grumble, grumble, grumble go North American female chefs — the airwaves buzz with complaints about sexism, how women are overlooked as chefs, that men get all the awards etc…
Angela Hartnett, one of Britain’s top chefs, says it’s not true in today’s Guardian.
As a female chef, I’ve been asked about sexism so many times I’m almost bored with the question. And to be honest, in over 20 years in the industry I’ve never experienced any kind of sexism. The male chefs I know are happy to have women in their kitchen.
Anyway, there’s inequality everywhere. Last year I filmed a TV show, and there was only one woman on the crew. The idea that it’s just catering, or it’s worse in this industry, is not right.”

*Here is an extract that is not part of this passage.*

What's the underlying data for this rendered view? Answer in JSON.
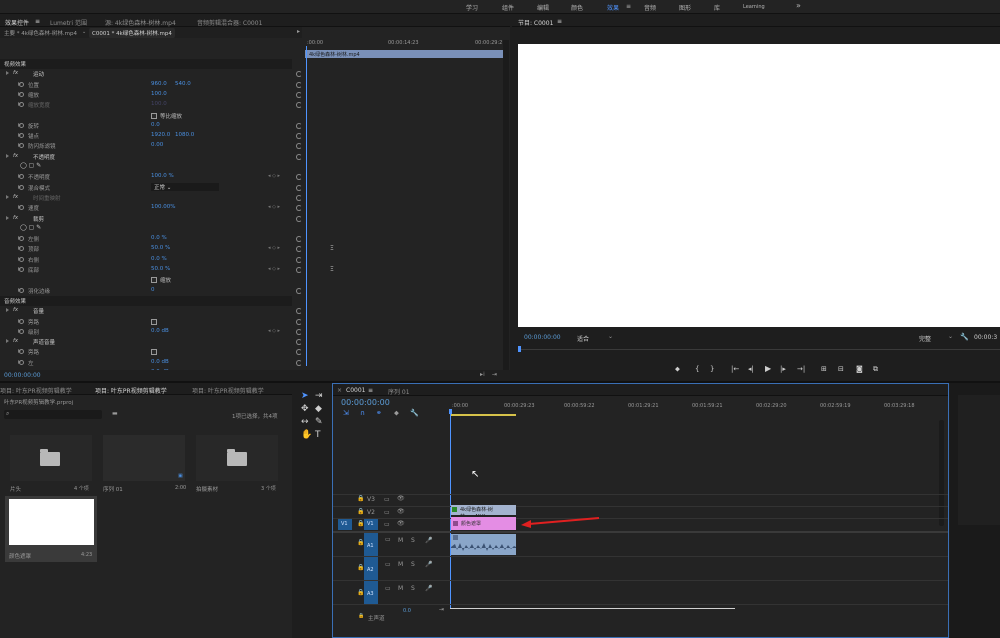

There are now ll Michelin-starred female chefs, and Hartnett suggests that “there are far more female head chefs out there than most people realize.”
“And I think we will continue to see that rise. Partly this is because the industry now has so much more exposure, with female chefs on TV or writing about food and their restaurants being more successful. Being a chef is seen as a skilled job. And the hours have become more approachable. You’d get two days off a week. Now you get three days…it had to change, people wanted a life. The pay has increased as well, which has probably made a difference to the number of women entering the profession.”
Isn’t it rather insulting to have to insert the word woman before chef anyway. Either he or she is good or not. For the record, Toronto has several top chefs who happen to be women: Lynn Crawford,Anne Yarymowich, Suzanne Baby….